King and Willie Horton) served as the symbolic
basis for fueling and sustaining panics about
crime, the nuclear family, and middle-class
security while they displaced attention from the
economy, racism, sexism, and homophobia. This
figure of black masculinity consistently appears
in the popular imagination as the logical and
legitimate object of surveillance and policing,
containment, and punishment. Discursively this
black male body brings together the dominate
institutions of (white) masculine power and
authority–criminal justice system, the police,
and the news media–to protect (white) Americans
from harm. (402) Opposite the black threat extreme
are the “shallow implausible characters” with “a
neutered or counterfeit sexuality,” as seen in
many of the “buddy” movies and the roles of Sidney
Poitier (Guerrero, Framing 72). Ed Guerrero,
Rockefeller Fellow in the Residence at the
University of Pennsylvania and Professor of Black
film and literature at the University of Delaware,
calls these representations, “sterile paragons of
virtue completely devoid of mature
characterization or of any political or social
reality .

. . condemned on the screen to reassure
white people of their innocence and superiority”
(Framing 72-73). Guerrero explains what is missing
between the two extremes: Sadly, and dangerously
for us all as a diverse, multiracial society, we
have constructed in our films and in our media in
general . . .

a vast, empty space in
representation. What is missing from Hollywood’s
flat, binary construction of black manhood is the
intellectual, cultural, and political depth and
humanity of black men, as well as their very
significant contribution to the culture and
progress of this nation. (“Black” 397) It is not
just white people’s perceptions of blacks,
however, that is affected by negative images of
the black male. Black community and the black
family suffer from how black men grow up
perceiving who they are (Greene 29). Young,
impressionable black males construct their own
reality from the images they see in American
media. Gray tells of the dual effects of these
negative images: These very same images of black
manhood as threat and dread not only work to
disturb dominant white representations of black
manhood, they also stand in a conflicted
relationship with definitions and images of
masculinity within blackness.

(403) The effect of
these negative images is devastating to the
structure of the black family and society: only
about 40% of black children born in the U.S. are
born to married parents; far fewer have a father
consistently at home during the first 16 years of
their lives (Novack). Murder of blacks by other
blacks is the leading cause of death among young
blacks (“Reagonite”). Many black communities
suffer from poverty. Independent filmmaker Charles
Burnett describes the poverty he saw while
shooting a film in a North Philadelphia black
neighborhood: It’s amazing how this country can
let people live like that. How can America have a
community completely blinded? There’s graffiti
everywhere, and people don’t even see them,
they’re so immune to it.

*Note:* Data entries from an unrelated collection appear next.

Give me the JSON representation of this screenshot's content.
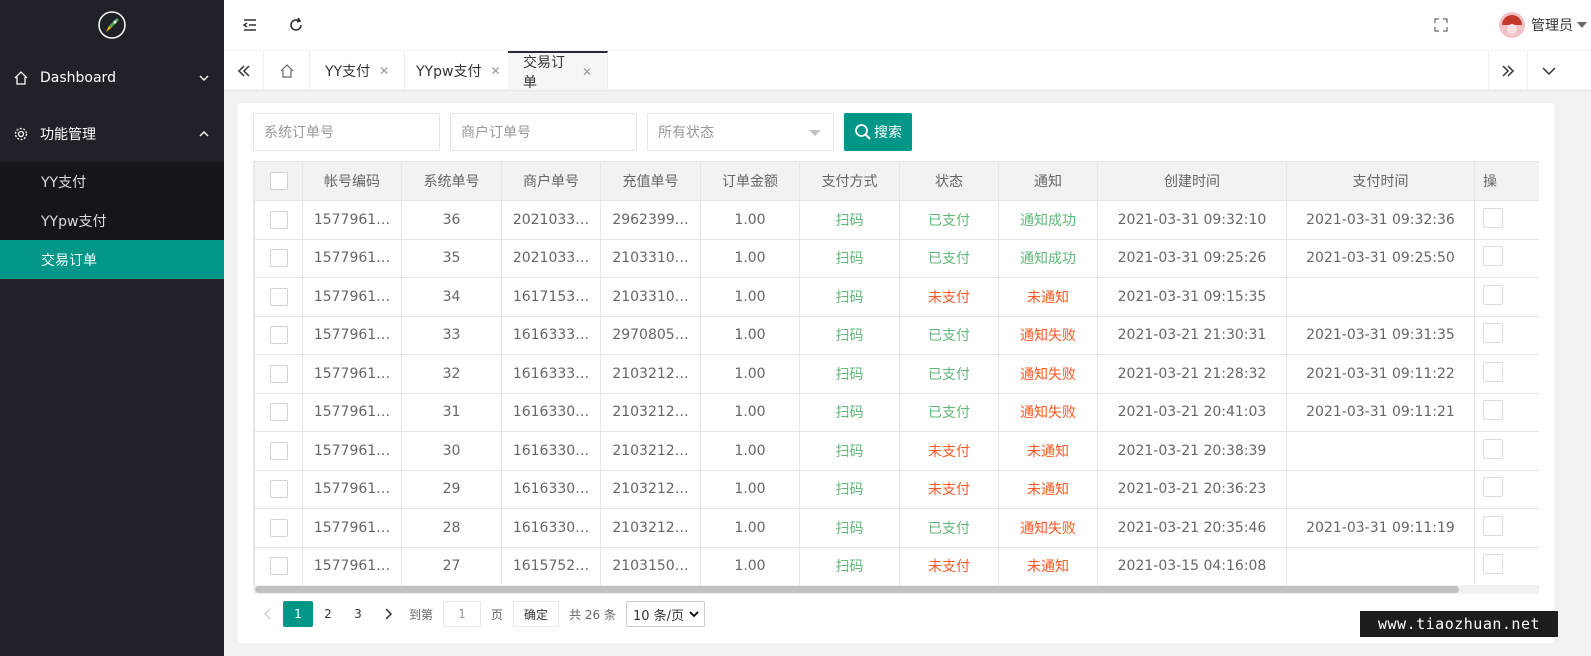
{
  "sidebar": {
    "items": [
      {
        "label": "Dashboard",
        "icon": "home-icon",
        "expanded": false
      },
      {
        "label": "功能管理",
        "icon": "gear-icon",
        "expanded": true
      }
    ],
    "children": [
      {
        "label": "YY支付",
        "active": false
      },
      {
        "label": "YYpw支付",
        "active": false
      },
      {
        "label": "交易订单",
        "active": true
      }
    ]
  },
  "header": {
    "user_name": "管理员"
  },
  "tabs": [
    {
      "label": "YY支付",
      "active": false
    },
    {
      "label": "YYpw支付",
      "active": false
    },
    {
      "label": "交易订单",
      "active": true
    }
  ],
  "search": {
    "system_order_placeholder": "系统订单号",
    "merchant_order_placeholder": "商户订单号",
    "status_selected": "所有状态",
    "search_label": "搜索"
  },
  "table": {
    "headers": [
      "帐号编码",
      "系统单号",
      "商户单号",
      "充值单号",
      "订单金额",
      "支付方式",
      "状态",
      "通知",
      "创建时间",
      "支付时间",
      "操"
    ],
    "rows": [
      {
        "account": "1577961…",
        "sys": "36",
        "merchant": "2021033…",
        "recharge": "2962399…",
        "amount": "1.00",
        "pay": "扫码",
        "status": "已支付",
        "notify": "通知成功",
        "created": "2021-03-31 09:32:10",
        "paid": "2021-03-31 09:32:36"
      },
      {
        "account": "1577961…",
        "sys": "35",
        "merchant": "2021033…",
        "recharge": "2103310…",
        "amount": "1.00",
        "pay": "扫码",
        "status": "已支付",
        "notify": "通知成功",
        "created": "2021-03-31 09:25:26",
        "paid": "2021-03-31 09:25:50"
      },
      {
        "account": "1577961…",
        "sys": "34",
        "merchant": "1617153…",
        "recharge": "2103310…",
        "amount": "1.00",
        "pay": "扫码",
        "status": "未支付",
        "notify": "未通知",
        "created": "2021-03-31 09:15:35",
        "paid": ""
      },
      {
        "account": "1577961…",
        "sys": "33",
        "merchant": "1616333…",
        "recharge": "2970805…",
        "amount": "1.00",
        "pay": "扫码",
        "status": "已支付",
        "notify": "通知失败",
        "created": "2021-03-21 21:30:31",
        "paid": "2021-03-31 09:31:35"
      },
      {
        "account": "1577961…",
        "sys": "32",
        "merchant": "1616333…",
        "recharge": "2103212…",
        "amount": "1.00",
        "pay": "扫码",
        "status": "已支付",
        "notify": "通知失败",
        "created": "2021-03-21 21:28:32",
        "paid": "2021-03-31 09:11:22"
      },
      {
        "account": "1577961…",
        "sys": "31",
        "merchant": "1616330…",
        "recharge": "2103212…",
        "amount": "1.00",
        "pay": "扫码",
        "status": "已支付",
        "notify": "通知失败",
        "created": "2021-03-21 20:41:03",
        "paid": "2021-03-31 09:11:21"
      },
      {
        "account": "1577961…",
        "sys": "30",
        "merchant": "1616330…",
        "recharge": "2103212…",
        "amount": "1.00",
        "pay": "扫码",
        "status": "未支付",
        "notify": "未通知",
        "created": "2021-03-21 20:38:39",
        "paid": ""
      },
      {
        "account": "1577961…",
        "sys": "29",
        "merchant": "1616330…",
        "recharge": "2103212…",
        "amount": "1.00",
        "pay": "扫码",
        "status": "未支付",
        "notify": "未通知",
        "created": "2021-03-21 20:36:23",
        "paid": ""
      },
      {
        "account": "1577961…",
        "sys": "28",
        "merchant": "1616330…",
        "recharge": "2103212…",
        "amount": "1.00",
        "pay": "扫码",
        "status": "已支付",
        "notify": "通知失败",
        "created": "2021-03-21 20:35:46",
        "paid": "2021-03-31 09:11:19"
      },
      {
        "account": "1577961…",
        "sys": "27",
        "merchant": "1615752…",
        "recharge": "2103150…",
        "amount": "1.00",
        "pay": "扫码",
        "status": "未支付",
        "notify": "未通知",
        "created": "2021-03-15 04:16:08",
        "paid": ""
      }
    ]
  },
  "pager": {
    "pages": [
      "1",
      "2",
      "3"
    ],
    "current": "1",
    "goto_label": "到第",
    "goto_value": "1",
    "page_unit": "页",
    "confirm_label": "确定",
    "total_label": "共 26 条",
    "page_size": "10 条/页"
  },
  "watermark": "www.tiaozhuan.net",
  "colors": {
    "accent": "#009688",
    "sidebar_bg": "#20222a",
    "success": "#5FB878",
    "danger": "#FF5722"
  }
}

Crack and poverty have
destroyed a lot of young people, taken away their

Research essay sample on Representations Of The Black Male In Film